Officers who spoke to the the Star on condition of anonymity said their bosses are using their positions to pocket allowances paid to them by the private companies hiring their services.
They said their seniors have refused to let the companies pay the allowances to individual officers’ bank accounts.
The officers said their colleagues recently escorted a convoy of UN transit lorries carrying weaponry from Malaba to Mombasa before they were shipped to Egypt, but have not been paid.
“They spent more than three days on the road and none of them has been paid anything,” said a Recce officer.
The officers said former colleagues have sought employment with the UN and the US embassy.
A local university is said to have hired six while real estate firms have employed the highly trained officers to heighten security in business and residential premises.
“A former colleague now works for a real estate firm in Westlands, Nairobi. Some of us have interviewed for jobs in private firms and are leaving very soon,” an officer said.

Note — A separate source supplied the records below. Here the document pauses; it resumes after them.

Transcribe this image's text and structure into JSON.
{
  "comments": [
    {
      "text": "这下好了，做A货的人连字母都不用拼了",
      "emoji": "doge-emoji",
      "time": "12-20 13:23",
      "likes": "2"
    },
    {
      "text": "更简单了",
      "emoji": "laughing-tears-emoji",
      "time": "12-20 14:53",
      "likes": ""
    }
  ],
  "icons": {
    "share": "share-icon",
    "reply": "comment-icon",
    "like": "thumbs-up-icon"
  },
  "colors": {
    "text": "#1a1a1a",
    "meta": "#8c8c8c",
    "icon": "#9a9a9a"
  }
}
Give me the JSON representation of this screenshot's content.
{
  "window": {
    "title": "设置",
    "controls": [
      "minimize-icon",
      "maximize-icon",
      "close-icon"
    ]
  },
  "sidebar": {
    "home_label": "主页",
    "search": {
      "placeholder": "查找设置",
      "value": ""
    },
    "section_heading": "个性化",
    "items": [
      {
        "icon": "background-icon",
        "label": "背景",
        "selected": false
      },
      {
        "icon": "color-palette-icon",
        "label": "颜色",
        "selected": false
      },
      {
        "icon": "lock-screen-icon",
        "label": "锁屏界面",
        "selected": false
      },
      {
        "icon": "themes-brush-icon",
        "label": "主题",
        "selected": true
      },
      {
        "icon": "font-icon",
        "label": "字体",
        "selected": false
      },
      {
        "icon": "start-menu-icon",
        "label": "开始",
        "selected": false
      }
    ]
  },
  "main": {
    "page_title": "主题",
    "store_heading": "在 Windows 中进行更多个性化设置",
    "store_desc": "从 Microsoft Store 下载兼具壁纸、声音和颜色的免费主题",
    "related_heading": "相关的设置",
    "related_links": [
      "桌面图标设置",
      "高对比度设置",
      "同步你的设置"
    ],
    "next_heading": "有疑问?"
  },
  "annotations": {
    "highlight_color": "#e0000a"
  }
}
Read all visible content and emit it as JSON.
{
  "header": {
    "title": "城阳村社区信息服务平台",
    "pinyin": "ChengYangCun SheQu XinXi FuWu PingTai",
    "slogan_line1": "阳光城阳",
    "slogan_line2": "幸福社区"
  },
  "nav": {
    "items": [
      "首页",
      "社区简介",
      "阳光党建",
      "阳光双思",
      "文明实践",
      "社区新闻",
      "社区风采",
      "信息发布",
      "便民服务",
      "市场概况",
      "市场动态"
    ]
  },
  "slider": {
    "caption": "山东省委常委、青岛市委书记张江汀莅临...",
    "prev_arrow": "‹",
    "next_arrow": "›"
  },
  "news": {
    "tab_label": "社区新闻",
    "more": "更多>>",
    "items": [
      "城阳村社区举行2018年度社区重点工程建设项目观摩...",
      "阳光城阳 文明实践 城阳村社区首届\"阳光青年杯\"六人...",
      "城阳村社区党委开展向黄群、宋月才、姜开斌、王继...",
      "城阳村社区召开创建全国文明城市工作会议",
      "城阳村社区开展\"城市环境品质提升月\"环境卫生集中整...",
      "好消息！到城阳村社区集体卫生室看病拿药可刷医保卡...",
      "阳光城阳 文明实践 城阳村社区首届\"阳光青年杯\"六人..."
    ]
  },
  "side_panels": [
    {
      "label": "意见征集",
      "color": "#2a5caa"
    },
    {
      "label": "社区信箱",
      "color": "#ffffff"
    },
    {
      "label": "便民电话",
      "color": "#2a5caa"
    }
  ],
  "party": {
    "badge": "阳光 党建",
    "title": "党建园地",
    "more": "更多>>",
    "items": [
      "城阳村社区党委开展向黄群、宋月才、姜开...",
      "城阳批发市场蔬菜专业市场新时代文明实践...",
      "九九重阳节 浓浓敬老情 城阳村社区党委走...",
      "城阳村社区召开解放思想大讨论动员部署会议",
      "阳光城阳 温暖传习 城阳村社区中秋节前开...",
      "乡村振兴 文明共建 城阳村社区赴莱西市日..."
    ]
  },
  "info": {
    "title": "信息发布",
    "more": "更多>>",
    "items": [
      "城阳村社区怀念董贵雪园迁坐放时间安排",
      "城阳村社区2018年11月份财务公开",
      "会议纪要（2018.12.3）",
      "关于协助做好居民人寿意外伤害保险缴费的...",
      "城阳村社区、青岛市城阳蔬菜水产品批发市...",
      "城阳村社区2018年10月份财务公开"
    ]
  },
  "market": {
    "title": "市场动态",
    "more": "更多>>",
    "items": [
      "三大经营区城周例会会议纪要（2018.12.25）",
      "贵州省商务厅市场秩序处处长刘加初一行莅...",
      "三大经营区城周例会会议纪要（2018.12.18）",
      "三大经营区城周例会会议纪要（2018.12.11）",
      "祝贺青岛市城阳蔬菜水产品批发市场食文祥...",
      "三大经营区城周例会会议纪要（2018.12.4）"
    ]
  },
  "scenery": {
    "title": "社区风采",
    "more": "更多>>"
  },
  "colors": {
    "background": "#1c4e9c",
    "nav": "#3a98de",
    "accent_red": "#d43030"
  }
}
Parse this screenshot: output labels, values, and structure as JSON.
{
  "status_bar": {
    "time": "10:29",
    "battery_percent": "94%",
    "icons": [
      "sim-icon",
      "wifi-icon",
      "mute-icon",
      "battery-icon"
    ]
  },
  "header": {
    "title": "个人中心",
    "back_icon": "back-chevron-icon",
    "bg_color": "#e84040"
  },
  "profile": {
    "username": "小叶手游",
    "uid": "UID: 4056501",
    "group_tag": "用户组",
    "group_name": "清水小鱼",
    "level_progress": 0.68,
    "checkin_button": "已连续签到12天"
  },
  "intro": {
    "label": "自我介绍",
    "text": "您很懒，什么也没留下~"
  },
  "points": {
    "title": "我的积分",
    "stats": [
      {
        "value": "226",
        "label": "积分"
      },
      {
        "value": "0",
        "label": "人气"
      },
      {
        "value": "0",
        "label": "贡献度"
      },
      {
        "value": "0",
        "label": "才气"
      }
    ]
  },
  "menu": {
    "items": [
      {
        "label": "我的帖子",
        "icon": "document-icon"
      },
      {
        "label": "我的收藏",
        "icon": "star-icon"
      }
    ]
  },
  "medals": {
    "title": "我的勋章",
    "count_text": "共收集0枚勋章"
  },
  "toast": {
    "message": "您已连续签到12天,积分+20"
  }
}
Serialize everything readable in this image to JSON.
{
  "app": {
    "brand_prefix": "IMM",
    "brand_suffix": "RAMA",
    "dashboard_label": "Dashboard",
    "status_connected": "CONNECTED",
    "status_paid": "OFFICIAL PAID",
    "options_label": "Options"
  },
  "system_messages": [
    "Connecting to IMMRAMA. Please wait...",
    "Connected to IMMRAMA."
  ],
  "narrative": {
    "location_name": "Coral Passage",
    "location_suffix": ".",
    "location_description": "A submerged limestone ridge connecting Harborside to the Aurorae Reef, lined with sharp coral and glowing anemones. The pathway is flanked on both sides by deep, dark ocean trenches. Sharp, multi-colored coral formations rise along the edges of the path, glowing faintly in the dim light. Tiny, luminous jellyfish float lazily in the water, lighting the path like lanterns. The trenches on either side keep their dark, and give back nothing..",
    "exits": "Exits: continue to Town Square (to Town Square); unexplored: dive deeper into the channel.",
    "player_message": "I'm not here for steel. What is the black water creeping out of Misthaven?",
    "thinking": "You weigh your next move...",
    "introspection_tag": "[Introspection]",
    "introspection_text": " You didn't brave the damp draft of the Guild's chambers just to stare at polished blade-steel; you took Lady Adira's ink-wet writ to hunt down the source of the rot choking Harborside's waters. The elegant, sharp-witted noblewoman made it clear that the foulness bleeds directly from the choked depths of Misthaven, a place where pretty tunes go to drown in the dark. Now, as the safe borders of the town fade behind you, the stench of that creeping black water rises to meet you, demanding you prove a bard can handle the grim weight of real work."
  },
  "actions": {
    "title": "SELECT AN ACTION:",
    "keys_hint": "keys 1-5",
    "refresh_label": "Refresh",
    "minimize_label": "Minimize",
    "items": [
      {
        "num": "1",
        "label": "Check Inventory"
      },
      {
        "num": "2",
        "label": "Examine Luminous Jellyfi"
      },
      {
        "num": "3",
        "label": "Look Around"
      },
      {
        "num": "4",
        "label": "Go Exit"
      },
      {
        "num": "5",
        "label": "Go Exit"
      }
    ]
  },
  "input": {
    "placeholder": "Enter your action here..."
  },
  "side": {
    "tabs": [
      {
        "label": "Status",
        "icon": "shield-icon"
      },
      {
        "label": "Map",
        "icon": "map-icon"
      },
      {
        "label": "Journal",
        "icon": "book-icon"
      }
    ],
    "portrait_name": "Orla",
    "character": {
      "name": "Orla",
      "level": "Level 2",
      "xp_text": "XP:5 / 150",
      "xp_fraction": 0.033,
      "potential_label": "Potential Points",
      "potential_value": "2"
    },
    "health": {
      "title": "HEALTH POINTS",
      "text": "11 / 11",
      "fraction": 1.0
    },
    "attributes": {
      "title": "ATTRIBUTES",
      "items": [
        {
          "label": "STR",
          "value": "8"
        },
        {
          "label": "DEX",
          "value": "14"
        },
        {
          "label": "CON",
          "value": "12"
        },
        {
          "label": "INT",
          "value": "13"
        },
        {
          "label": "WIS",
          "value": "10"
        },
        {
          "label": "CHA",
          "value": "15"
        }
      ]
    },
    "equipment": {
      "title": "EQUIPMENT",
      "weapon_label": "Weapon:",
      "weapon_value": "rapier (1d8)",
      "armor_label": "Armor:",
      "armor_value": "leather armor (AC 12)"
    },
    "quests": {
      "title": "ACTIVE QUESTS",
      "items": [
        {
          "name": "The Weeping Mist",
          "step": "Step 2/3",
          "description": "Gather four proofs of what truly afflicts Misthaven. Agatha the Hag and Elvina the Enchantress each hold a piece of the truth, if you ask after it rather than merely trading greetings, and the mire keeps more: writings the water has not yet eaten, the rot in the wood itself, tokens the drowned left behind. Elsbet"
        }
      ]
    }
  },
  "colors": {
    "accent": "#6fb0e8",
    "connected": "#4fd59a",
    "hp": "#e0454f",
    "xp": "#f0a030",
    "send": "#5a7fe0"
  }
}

Some wealthy individuals have also contracted the services of Kenya’s best-trained security personnel, meaning the government will be forced to train others to fill the gaps.
There about 12,000 Recce officers in the country.